[Interface dataset entries]
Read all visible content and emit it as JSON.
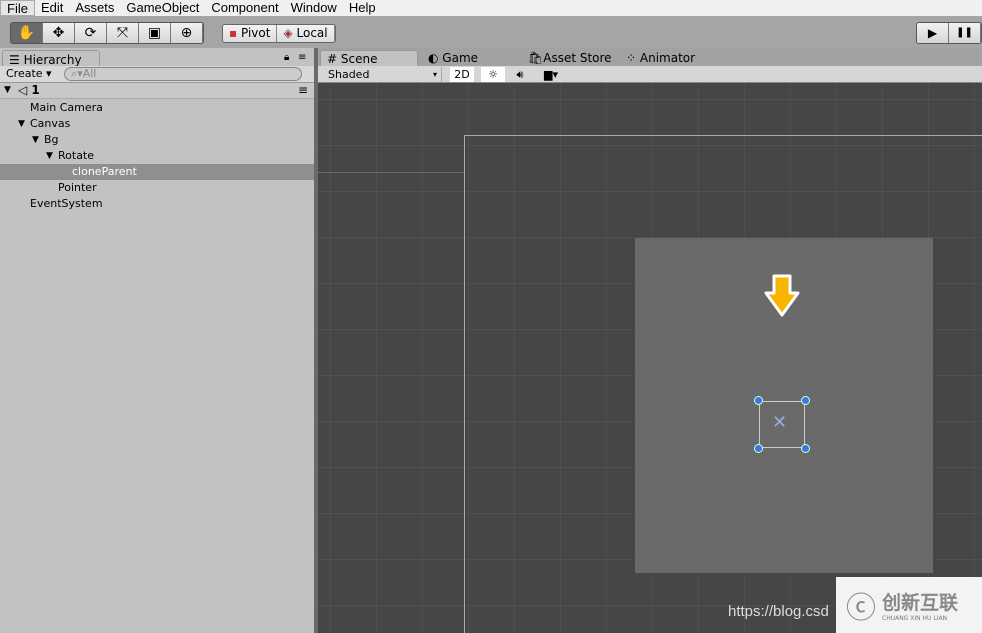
{
  "menu": [
    "File",
    "Edit",
    "Assets",
    "GameObject",
    "Component",
    "Window",
    "Help"
  ],
  "toolbar": {
    "tools": [
      "hand-icon",
      "move-icon",
      "rotate-icon",
      "scale-icon",
      "rect-icon",
      "transform-icon"
    ],
    "pivot": "Pivot",
    "local": "Local",
    "play": "▶",
    "pause": "❚❚"
  },
  "hierarchy": {
    "tab": "Hierarchy",
    "create": "Create",
    "search_placeholder": "All",
    "scene": "1",
    "items": [
      {
        "label": "Main Camera",
        "depth": 1
      },
      {
        "label": "Canvas",
        "depth": 1,
        "expanded": true
      },
      {
        "label": "Bg",
        "depth": 2,
        "expanded": true
      },
      {
        "label": "Rotate",
        "depth": 3,
        "expanded": true
      },
      {
        "label": "cloneParent",
        "depth": 4,
        "selected": true
      },
      {
        "label": "Pointer",
        "depth": 3
      },
      {
        "label": "EventSystem",
        "depth": 1
      }
    ]
  },
  "tabs": {
    "scene": "Scene",
    "game": "Game",
    "asset_store": "Asset Store",
    "animator": "Animator"
  },
  "scenebar": {
    "shading": "Shaded",
    "mode2d": "2D"
  },
  "watermark": {
    "url": "https://blog.csd",
    "logo": "创新互联",
    "logo_sub": "CHUANG XIN HU LIAN"
  },
  "colors": {
    "arrow": "#f7b500",
    "handle": "#3a7ad8"
  }
}
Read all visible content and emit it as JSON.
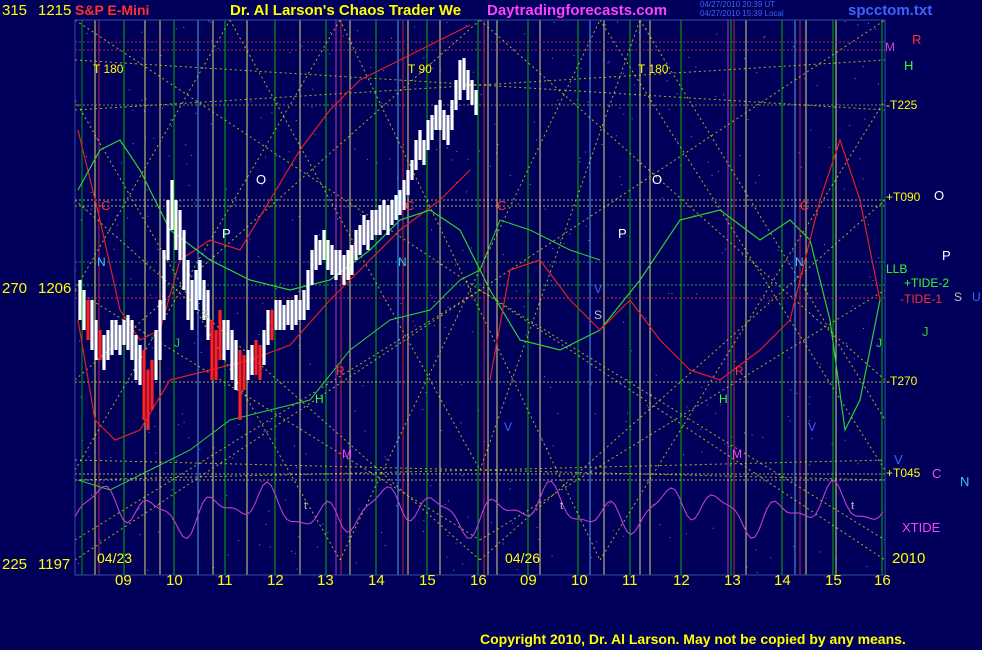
{
  "header": {
    "left_value": "315",
    "price_top": "1215",
    "instrument": "S&P E-Mini",
    "title": "Dr. Al Larson's Chaos Trader We",
    "site": "Daytradingforecasts.com",
    "time_ut": "04/27/2010 20:39 UT",
    "time_local": "04/27/2010 15:39 Local",
    "file": "spcctom.txt"
  },
  "axis": {
    "mid_left": "270",
    "price_mid": "1206",
    "bottom_left": "225",
    "price_bottom": "1197",
    "date_left": "04/23",
    "date_mid": "04/26",
    "year": "2010",
    "hour_labels": [
      "09",
      "10",
      "11",
      "12",
      "13",
      "14",
      "15",
      "16",
      "09",
      "10",
      "11",
      "12",
      "13",
      "14",
      "15",
      "16"
    ]
  },
  "right_labels": {
    "M": "M",
    "R": "R",
    "H": "H",
    "T225": "-T225",
    "T090": "+T090",
    "O": "O",
    "LLB": "LLB",
    "P": "P",
    "TIDE2": "+TIDE-2",
    "TIDE1": "-TIDE-1",
    "S": "S",
    "U": "U",
    "J": "J",
    "T270": "-T270",
    "V": "V",
    "T045": "+T045",
    "C": "C",
    "N": "N",
    "XTIDE": "XTIDE"
  },
  "chart_labels": {
    "T180a": "T  180",
    "T90": "T  90",
    "T180b": "T  180",
    "O1": "O",
    "O2": "O",
    "P1": "P",
    "P2": "P",
    "C1": "C",
    "C2": "C",
    "C3": "C",
    "C4": "C",
    "N1": "N",
    "N2": "N",
    "N3": "N",
    "J1": "J",
    "J2": "J",
    "R1": "R",
    "R2": "R",
    "H1": "H",
    "H2": "H",
    "M1": "M",
    "M2": "M",
    "V1": "V",
    "V2": "V",
    "V3": "V",
    "S1": "S",
    "S2": "S",
    "t1": "t",
    "t2": "t",
    "t3": "t"
  },
  "footer": {
    "copyright": "Copyright 2010, Dr. Al Larson. May not be copied by any means."
  },
  "colors": {
    "background": "#00005a",
    "grid_dotted": "#e8e800",
    "green_vertical": "#00b400",
    "cyan_vertical": "#60c0ff",
    "magenta_vertical": "#d040d0",
    "red_vertical": "#e03030",
    "red_curve": "#e02020",
    "green_curve": "#30d030",
    "xtide": "#c040c0",
    "bar_white": "#ffffff",
    "bar_red": "#ff2020"
  },
  "chart_data": {
    "type": "line",
    "title": "S&P E-Mini",
    "xlabel": "",
    "ylabel": "",
    "ylim": [
      1197,
      1215
    ],
    "x_ticks": [
      "04/23 09",
      "10",
      "11",
      "12",
      "13",
      "14",
      "15",
      "16",
      "04/26 09",
      "10",
      "11",
      "12",
      "13",
      "14",
      "15",
      "16"
    ],
    "price_levels": [
      1197,
      1206,
      1215
    ],
    "price_path_approx": [
      {
        "x": "04/23 09:00",
        "y": 1206
      },
      {
        "x": "04/23 09:30",
        "y": 1203.5
      },
      {
        "x": "04/23 09:50",
        "y": 1201
      },
      {
        "x": "04/23 10:00",
        "y": 1209.5
      },
      {
        "x": "04/23 10:30",
        "y": 1206
      },
      {
        "x": "04/23 11:00",
        "y": 1202
      },
      {
        "x": "04/23 11:30",
        "y": 1203
      },
      {
        "x": "04/23 12:00",
        "y": 1204.5
      },
      {
        "x": "04/23 12:30",
        "y": 1205
      },
      {
        "x": "04/23 13:00",
        "y": 1207.5
      },
      {
        "x": "04/23 13:30",
        "y": 1207
      },
      {
        "x": "04/23 14:00",
        "y": 1208.5
      },
      {
        "x": "04/23 14:30",
        "y": 1209.5
      },
      {
        "x": "04/23 15:00",
        "y": 1211.5
      },
      {
        "x": "04/23 15:30",
        "y": 1213.5
      },
      {
        "x": "04/23 15:50",
        "y": 1213
      }
    ]
  }
}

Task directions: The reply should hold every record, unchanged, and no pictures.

Task output:
Read all visible content and emit it as JSON.
{
  "menu": [
    "File",
    "Edit",
    "Assets",
    "GameObject",
    "Component",
    "Window",
    "Help"
  ],
  "toolbar": {
    "tools": [
      "hand-icon",
      "move-icon",
      "rotate-icon",
      "scale-icon",
      "rect-icon",
      "transform-icon"
    ],
    "pivot": "Pivot",
    "local": "Local",
    "play": "▶",
    "pause": "❚❚"
  },
  "hierarchy": {
    "tab": "Hierarchy",
    "create": "Create",
    "search_placeholder": "All",
    "scene": "1",
    "items": [
      {
        "label": "Main Camera",
        "depth": 1
      },
      {
        "label": "Canvas",
        "depth": 1,
        "expanded": true
      },
      {
        "label": "Bg",
        "depth": 2,
        "expanded": true
      },
      {
        "label": "Rotate",
        "depth": 3,
        "expanded": true
      },
      {
        "label": "cloneParent",
        "depth": 4,
        "selected": true
      },
      {
        "label": "Pointer",
        "depth": 3
      },
      {
        "label": "EventSystem",
        "depth": 1
      }
    ]
  },
  "tabs": {
    "scene": "Scene",
    "game": "Game",
    "asset_store": "Asset Store",
    "animator": "Animator"
  },
  "scenebar": {
    "shading": "Shaded",
    "mode2d": "2D"
  },
  "watermark": {
    "url": "https://blog.csd",
    "logo": "创新互联",
    "logo_sub": "CHUANG XIN HU LIAN"
  },
  "colors": {
    "arrow": "#f7b500",
    "handle": "#3a7ad8"
  }
}
Read all visible content and emit it as JSON.
{
  "header": {
    "left_value": "315",
    "price_top": "1215",
    "instrument": "S&P E-Mini",
    "title": "Dr. Al Larson's Chaos Trader We",
    "site": "Daytradingforecasts.com",
    "time_ut": "04/27/2010 20:39 UT",
    "time_local": "04/27/2010 15:39 Local",
    "file": "spcctom.txt"
  },
  "axis": {
    "mid_left": "270",
    "price_mid": "1206",
    "bottom_left": "225",
    "price_bottom": "1197",
    "date_left": "04/23",
    "date_mid": "04/26",
    "year": "2010",
    "hour_labels": [
      "09",
      "10",
      "11",
      "12",
      "13",
      "14",
      "15",
      "16",
      "09",
      "10",
      "11",
      "12",
      "13",
      "14",
      "15",
      "16"
    ]
  },
  "right_labels": {
    "M": "M",
    "R": "R",
    "H": "H",
    "T225": "-T225",
    "T090": "+T090",
    "O": "O",
    "LLB": "LLB",
    "P": "P",
    "TIDE2": "+TIDE-2",
    "TIDE1": "-TIDE-1",
    "S": "S",
    "U": "U",
    "J": "J",
    "T270": "-T270",
    "V": "V",
    "T045": "+T045",
    "C": "C",
    "N": "N",
    "XTIDE": "XTIDE"
  },
  "chart_labels": {
    "T180a": "T  180",
    "T90": "T  90",
    "T180b": "T  180",
    "O1": "O",
    "O2": "O",
    "P1": "P",
    "P2": "P",
    "C1": "C",
    "C2": "C",
    "C3": "C",
    "C4": "C",
    "N1": "N",
    "N2": "N",
    "N3": "N",
    "J1": "J",
    "J2": "J",
    "R1": "R",
    "R2": "R",
    "H1": "H",
    "H2": "H",
    "M1": "M",
    "M2": "M",
    "V1": "V",
    "V2": "V",
    "V3": "V",
    "S1": "S",
    "S2": "S",
    "t1": "t",
    "t2": "t",
    "t3": "t"
  },
  "footer": {
    "copyright": "Copyright 2010, Dr. Al Larson. May not be copied by any means."
  },
  "colors": {
    "background": "#00005a",
    "grid_dotted": "#e8e800",
    "green_vertical": "#00b400",
    "cyan_vertical": "#60c0ff",
    "magenta_vertical": "#d040d0",
    "red_vertical": "#e03030",
    "red_curve": "#e02020",
    "green_curve": "#30d030",
    "xtide": "#c040c0",
    "bar_white": "#ffffff",
    "bar_red": "#ff2020"
  },
  "chart_data": {
    "type": "line",
    "title": "S&P E-Mini",
    "xlabel": "",
    "ylabel": "",
    "ylim": [
      1197,
      1215
    ],
    "x_ticks": [
      "04/23 09",
      "10",
      "11",
      "12",
      "13",
      "14",
      "15",
      "16",
      "04/26 09",
      "10",
      "11",
      "12",
      "13",
      "14",
      "15",
      "16"
    ],
    "price_levels": [
      1197,
      1206,
      1215
    ],
    "price_path_approx": [
      {
        "x": "04/23 09:00",
        "y": 1206
      },
      {
        "x": "04/23 09:30",
        "y": 1203.5
      },
      {
        "x": "04/23 09:50",
        "y": 1201
      },
      {
        "x": "04/23 10:00",
        "y": 1209.5
      },
      {
        "x": "04/23 10:30",
        "y": 1206
      },
      {
        "x": "04/23 11:00",
        "y": 1202
      },
      {
        "x": "04/23 11:30",
        "y": 1203
      },
      {
        "x": "04/23 12:00",
        "y": 1204.5
      },
      {
        "x": "04/23 12:30",
        "y": 1205
      },
      {
        "x": "04/23 13:00",
        "y": 1207.5
      },
      {
        "x": "04/23 13:30",
        "y": 1207
      },
      {
        "x": "04/23 14:00",
        "y": 1208.5
      },
      {
        "x": "04/23 14:30",
        "y": 1209.5
      },
      {
        "x": "04/23 15:00",
        "y": 1211.5
      },
      {
        "x": "04/23 15:30",
        "y": 1213.5
      },
      {
        "x": "04/23 15:50",
        "y": 1213
      }
    ]
  }
}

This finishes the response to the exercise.